For you, this may not have been a big deal. Perhaps this was a simple exchange that didn’t phase you at all. Well, it phased me. While I couldn’t tell you what you were wearing that day, or even what you look like, I could describe in detail the look of disgust in your eyes. And it bothers me. It bothers me a lot. So I decided to write this letter to tell you more about me.
I am a mom who was raised with impeccable manners. I have raised my children to have them, too. In fact, if our paths had crossed just eight weeks ago, you may have been impressed by my manners. Back then, I was the person who never walked through a doorway looking at my phone. I would always look behind me and in front of me to see if anyone was coming. If I saw a person, even if they were ten feet away, I would wait and hold the door. I was the person who would notice a mom juggling her baby stroller, small kids, and shopping bags at the mall, then speed up to open the door for her. If someone dropped something, I was the first person to notice then pick it up and hand it back.
You see, Sir, looking out for others and offering help is a big part of who I am and how I was raised.
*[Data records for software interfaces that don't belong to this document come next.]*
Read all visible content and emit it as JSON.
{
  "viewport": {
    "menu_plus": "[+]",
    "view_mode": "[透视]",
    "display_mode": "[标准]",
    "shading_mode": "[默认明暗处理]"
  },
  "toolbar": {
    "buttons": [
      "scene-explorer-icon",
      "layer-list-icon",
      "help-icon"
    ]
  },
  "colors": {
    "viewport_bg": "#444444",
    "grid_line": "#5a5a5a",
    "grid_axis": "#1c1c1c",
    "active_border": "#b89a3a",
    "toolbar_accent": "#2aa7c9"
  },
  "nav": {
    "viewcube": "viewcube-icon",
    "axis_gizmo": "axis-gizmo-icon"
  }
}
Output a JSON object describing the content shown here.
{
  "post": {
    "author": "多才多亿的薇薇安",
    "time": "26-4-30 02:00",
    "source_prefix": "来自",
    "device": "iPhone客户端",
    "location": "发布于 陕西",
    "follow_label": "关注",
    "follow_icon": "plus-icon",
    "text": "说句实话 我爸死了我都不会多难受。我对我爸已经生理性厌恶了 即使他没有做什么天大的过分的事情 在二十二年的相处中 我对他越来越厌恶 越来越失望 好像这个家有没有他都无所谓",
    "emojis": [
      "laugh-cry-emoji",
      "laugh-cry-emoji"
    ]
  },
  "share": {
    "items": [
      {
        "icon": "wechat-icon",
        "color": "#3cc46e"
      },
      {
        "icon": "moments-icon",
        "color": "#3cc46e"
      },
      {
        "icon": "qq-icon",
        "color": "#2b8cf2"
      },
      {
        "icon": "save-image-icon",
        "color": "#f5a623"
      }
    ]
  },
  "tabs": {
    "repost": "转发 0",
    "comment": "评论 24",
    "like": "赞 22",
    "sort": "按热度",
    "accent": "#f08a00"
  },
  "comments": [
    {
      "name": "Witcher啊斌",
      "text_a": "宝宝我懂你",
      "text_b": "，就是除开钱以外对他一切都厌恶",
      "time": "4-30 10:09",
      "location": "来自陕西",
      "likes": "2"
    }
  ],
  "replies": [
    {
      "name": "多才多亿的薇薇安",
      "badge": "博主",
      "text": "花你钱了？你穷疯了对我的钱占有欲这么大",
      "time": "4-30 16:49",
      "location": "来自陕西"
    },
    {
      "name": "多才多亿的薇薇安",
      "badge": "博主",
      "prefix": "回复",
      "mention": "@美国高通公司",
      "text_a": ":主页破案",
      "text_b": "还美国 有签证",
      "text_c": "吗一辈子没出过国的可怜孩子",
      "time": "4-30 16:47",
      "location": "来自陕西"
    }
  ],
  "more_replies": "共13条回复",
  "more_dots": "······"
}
Or at least it was eight weeks ago. If you had met me then, I would have realized my mistake immediately. I would have run back to get the door for you. And I would have smiled. I bet you would have smiled, too. I even bet you would have said “thank you.”
But it’s not eight weeks ago. It’s now and everything has changed. For the past eight weeks, I have been in my home sheltering in place. My sole mission has been to keep myself and my family healthy and safe. I have had minimal outings and have felt stressed and uneasy every time I have ventured out. So, last week, when our state moved from Shelter in Place to Safer at Home, I was a bit lost.
That is the me you got to meet. The lost me. The confused me. The overwhelmed and uncertain me. You met the me who was too afraid to wait in the waiting room because there were other people in there. You met the me who was preoccupied with the details of making sure my face mask was secure, making sure my hands were washed and sanitized, and making sure I didn’t touch any surfaces that may not be sanitized. You met the me who did not want to touch the door that so many people were using that day.
As I close this letter, Sir, I have two requests for you. My first request is that you find it in your heart to accept my apology and forgive my missing manners on Friday. My second request is that you have a bit more patience and empathy for other people like me who might be feeling uncertain and anxious about getting out again. We are trying our best to stay healthy and safe, and, quite honestly, it feels a bit scary.
Maybe you, kind Sir, who recognizes good manners, could offer a little kindness and forgiveness to those of us who need it?
Roberta Whitney Hughes